▶ [What the exercise asks]: Would you please return every line from the listing that contains the word "Program"?

▶ [Extracted data]:
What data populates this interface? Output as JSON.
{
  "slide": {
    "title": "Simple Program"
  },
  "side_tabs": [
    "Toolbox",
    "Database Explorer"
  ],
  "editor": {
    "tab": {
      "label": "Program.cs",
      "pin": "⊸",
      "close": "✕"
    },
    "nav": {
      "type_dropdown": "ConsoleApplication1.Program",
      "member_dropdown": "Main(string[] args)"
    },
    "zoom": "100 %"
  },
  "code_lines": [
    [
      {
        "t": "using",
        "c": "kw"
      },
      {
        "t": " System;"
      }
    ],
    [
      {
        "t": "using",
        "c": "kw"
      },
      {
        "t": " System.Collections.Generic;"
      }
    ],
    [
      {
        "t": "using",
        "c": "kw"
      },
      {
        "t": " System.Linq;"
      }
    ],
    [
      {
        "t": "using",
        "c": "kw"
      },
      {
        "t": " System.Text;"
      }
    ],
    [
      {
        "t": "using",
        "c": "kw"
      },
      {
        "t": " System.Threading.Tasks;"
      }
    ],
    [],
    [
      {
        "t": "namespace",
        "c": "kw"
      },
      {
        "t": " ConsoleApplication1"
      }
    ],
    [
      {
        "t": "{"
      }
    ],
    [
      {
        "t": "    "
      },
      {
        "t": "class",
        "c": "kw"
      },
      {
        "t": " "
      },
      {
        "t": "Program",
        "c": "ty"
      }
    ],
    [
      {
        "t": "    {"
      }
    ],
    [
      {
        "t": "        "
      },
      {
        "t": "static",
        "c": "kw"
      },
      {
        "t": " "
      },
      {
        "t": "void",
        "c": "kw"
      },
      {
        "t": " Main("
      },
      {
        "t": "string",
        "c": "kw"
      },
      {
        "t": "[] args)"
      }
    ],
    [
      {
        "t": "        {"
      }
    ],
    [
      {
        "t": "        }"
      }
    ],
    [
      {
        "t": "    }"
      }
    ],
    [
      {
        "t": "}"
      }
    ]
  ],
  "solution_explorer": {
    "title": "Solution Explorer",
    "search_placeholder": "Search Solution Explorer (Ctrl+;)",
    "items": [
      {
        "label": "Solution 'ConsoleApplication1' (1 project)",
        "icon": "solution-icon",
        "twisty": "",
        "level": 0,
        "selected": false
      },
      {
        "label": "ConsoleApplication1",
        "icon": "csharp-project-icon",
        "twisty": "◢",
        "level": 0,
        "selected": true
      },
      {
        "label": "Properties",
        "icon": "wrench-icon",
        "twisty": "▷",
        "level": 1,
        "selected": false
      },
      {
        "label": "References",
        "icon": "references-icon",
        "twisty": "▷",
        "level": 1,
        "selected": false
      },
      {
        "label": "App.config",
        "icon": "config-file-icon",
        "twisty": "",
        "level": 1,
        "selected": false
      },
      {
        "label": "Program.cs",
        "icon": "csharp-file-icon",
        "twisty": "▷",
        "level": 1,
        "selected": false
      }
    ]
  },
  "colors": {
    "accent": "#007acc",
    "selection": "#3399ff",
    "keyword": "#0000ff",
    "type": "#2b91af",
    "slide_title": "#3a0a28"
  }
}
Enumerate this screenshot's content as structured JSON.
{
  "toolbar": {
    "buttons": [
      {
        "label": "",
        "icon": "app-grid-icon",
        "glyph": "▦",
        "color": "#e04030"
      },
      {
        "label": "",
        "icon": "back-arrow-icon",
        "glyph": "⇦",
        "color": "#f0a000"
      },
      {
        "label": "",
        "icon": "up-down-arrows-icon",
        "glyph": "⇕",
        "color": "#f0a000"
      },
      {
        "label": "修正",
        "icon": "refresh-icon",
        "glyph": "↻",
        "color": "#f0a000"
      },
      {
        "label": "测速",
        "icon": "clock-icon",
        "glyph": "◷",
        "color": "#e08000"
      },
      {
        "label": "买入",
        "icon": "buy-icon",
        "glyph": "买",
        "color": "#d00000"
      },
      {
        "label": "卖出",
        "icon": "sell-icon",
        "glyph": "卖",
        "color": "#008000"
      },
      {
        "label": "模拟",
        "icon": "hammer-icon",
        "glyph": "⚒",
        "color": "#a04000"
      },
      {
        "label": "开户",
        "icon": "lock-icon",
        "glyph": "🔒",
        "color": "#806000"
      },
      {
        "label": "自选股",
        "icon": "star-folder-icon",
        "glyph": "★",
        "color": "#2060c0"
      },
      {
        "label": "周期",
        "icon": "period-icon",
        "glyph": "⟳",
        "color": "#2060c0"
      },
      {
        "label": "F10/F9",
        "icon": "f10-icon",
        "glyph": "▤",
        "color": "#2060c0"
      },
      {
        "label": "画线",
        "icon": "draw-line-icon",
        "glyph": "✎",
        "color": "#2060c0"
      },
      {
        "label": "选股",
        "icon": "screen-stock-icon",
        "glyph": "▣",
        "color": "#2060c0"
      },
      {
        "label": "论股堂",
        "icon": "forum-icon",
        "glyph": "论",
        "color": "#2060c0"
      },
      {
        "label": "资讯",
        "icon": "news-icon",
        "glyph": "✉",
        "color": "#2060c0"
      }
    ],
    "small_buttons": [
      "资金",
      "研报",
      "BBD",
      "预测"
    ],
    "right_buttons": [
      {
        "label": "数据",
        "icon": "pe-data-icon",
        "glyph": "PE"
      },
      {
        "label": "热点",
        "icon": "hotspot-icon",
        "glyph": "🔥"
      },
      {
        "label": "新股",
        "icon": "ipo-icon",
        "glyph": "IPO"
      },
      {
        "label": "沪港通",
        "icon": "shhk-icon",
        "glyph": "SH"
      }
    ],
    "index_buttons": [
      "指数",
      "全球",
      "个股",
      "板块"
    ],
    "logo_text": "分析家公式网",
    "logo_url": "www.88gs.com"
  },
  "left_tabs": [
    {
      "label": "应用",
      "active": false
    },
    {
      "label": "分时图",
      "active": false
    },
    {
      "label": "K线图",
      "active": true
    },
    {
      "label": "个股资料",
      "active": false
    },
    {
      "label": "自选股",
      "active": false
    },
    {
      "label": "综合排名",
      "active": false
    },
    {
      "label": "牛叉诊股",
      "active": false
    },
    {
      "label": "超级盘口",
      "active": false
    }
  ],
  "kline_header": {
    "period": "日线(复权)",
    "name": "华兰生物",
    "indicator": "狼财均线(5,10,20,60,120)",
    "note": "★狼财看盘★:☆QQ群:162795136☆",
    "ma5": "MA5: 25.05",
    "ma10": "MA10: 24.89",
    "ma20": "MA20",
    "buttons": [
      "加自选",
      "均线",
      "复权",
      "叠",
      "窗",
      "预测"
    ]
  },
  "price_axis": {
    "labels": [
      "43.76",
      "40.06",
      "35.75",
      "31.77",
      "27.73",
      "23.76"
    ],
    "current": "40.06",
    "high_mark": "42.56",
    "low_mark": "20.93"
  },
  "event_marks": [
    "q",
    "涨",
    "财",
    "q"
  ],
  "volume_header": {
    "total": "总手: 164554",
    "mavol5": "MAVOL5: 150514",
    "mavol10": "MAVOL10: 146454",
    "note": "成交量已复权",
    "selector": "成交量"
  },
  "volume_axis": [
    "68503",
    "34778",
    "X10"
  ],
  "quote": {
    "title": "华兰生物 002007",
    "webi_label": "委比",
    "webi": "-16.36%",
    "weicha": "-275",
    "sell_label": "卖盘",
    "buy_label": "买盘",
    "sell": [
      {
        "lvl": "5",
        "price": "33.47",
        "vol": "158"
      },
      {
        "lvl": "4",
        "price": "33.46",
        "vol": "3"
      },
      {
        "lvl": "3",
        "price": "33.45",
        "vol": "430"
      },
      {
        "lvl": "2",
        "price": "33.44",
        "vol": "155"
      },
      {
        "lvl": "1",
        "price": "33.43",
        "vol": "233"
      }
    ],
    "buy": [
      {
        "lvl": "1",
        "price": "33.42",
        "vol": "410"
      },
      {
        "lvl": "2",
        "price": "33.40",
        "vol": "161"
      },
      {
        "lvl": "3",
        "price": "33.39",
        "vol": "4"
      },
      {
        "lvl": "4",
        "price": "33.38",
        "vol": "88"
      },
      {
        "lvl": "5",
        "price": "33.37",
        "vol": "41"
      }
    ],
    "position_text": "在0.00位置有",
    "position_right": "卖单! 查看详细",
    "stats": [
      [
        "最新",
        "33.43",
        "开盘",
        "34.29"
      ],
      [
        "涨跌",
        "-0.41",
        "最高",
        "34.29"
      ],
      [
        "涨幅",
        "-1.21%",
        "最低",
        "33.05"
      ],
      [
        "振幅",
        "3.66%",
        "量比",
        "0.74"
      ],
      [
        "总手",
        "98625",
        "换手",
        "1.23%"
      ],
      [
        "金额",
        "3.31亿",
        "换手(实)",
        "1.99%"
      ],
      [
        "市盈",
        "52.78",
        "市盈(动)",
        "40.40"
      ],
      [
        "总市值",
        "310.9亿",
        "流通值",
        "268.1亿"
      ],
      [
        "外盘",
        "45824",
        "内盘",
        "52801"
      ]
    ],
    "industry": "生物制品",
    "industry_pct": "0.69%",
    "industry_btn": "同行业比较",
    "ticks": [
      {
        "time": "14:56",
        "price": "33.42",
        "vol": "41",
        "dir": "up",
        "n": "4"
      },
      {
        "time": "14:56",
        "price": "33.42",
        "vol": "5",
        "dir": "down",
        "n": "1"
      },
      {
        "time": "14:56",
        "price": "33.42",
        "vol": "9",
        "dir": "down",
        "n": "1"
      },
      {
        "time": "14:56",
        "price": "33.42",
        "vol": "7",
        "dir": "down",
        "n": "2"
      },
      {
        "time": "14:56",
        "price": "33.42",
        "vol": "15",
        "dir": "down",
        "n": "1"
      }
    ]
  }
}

▶ [Finished task]:
    "title": "Simple Program"
      "label": "Program.cs",
      "type_dropdown": "ConsoleApplication1.Program",
        "t": "Program",
        "label": "Program.cs",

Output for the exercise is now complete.